Its major feature is the reading of the Haggadah, which relates, in detail, the events of the Exodus of the Jewish people from ancient Egypt, complete with symbolic reenactments using Kosher wine, specially prepared Matzah, and bitter herbs.
The specially prepared Shmurah Matzah is made specifically for use at the Seder, with specially supervised flour according to particularly stringent Jewish traditions and laws. The bitter herbs (Maror) consisting of either romaine lettuce or horseradish, commemorate the harsh conditions of slavery in ancient Egypt.
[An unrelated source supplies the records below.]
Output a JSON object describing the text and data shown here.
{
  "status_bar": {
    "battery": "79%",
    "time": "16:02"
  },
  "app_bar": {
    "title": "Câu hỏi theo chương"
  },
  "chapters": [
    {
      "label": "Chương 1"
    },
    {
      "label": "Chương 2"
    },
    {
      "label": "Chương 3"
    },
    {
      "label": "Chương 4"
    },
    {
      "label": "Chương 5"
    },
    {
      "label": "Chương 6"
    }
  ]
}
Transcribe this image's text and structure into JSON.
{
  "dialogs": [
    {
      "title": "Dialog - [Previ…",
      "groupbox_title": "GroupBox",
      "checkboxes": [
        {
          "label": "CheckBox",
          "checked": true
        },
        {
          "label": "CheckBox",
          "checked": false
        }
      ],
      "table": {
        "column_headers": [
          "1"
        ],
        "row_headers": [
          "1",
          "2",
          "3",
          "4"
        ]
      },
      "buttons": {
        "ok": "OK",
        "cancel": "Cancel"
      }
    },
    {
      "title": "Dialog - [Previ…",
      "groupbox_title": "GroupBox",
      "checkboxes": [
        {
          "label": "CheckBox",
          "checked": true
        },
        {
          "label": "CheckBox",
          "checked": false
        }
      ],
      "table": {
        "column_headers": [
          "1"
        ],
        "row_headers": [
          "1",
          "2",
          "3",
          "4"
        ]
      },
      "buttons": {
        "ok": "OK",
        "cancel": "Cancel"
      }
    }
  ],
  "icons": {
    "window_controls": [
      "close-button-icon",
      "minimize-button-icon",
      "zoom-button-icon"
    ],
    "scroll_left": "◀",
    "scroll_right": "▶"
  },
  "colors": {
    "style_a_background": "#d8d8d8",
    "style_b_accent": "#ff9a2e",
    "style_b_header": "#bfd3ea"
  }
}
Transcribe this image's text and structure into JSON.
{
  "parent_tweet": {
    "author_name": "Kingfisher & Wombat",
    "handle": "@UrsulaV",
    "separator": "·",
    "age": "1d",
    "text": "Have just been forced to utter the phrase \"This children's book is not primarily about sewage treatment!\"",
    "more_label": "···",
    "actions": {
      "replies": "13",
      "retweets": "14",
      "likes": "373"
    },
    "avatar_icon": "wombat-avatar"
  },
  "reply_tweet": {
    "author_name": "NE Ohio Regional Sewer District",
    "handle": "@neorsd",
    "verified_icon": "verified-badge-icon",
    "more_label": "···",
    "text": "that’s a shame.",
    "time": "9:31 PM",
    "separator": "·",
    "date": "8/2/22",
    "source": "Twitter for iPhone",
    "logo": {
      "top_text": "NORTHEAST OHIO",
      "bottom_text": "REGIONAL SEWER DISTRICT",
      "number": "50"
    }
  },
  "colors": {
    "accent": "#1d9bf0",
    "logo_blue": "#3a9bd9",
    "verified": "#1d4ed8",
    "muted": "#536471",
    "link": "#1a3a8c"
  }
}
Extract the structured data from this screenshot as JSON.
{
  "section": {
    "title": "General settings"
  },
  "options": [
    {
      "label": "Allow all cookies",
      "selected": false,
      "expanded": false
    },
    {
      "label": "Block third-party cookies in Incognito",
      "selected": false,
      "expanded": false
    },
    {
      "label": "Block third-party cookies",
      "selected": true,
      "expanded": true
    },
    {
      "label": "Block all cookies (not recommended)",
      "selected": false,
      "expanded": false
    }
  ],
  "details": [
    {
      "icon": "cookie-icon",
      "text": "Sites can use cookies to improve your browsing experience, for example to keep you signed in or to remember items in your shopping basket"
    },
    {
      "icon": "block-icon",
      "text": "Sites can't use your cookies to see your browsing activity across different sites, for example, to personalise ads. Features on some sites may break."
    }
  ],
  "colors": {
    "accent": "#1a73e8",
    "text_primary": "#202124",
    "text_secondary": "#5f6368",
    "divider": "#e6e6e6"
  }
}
Four cups of wine are consumed during the course of the Seder to commemorate the redemption of the Jewish people, the sanctity of the holiday and events related in the Haggadah. The Seder is a traditional occasion for Jewish families to gather together to reinforce their ties to Judaism.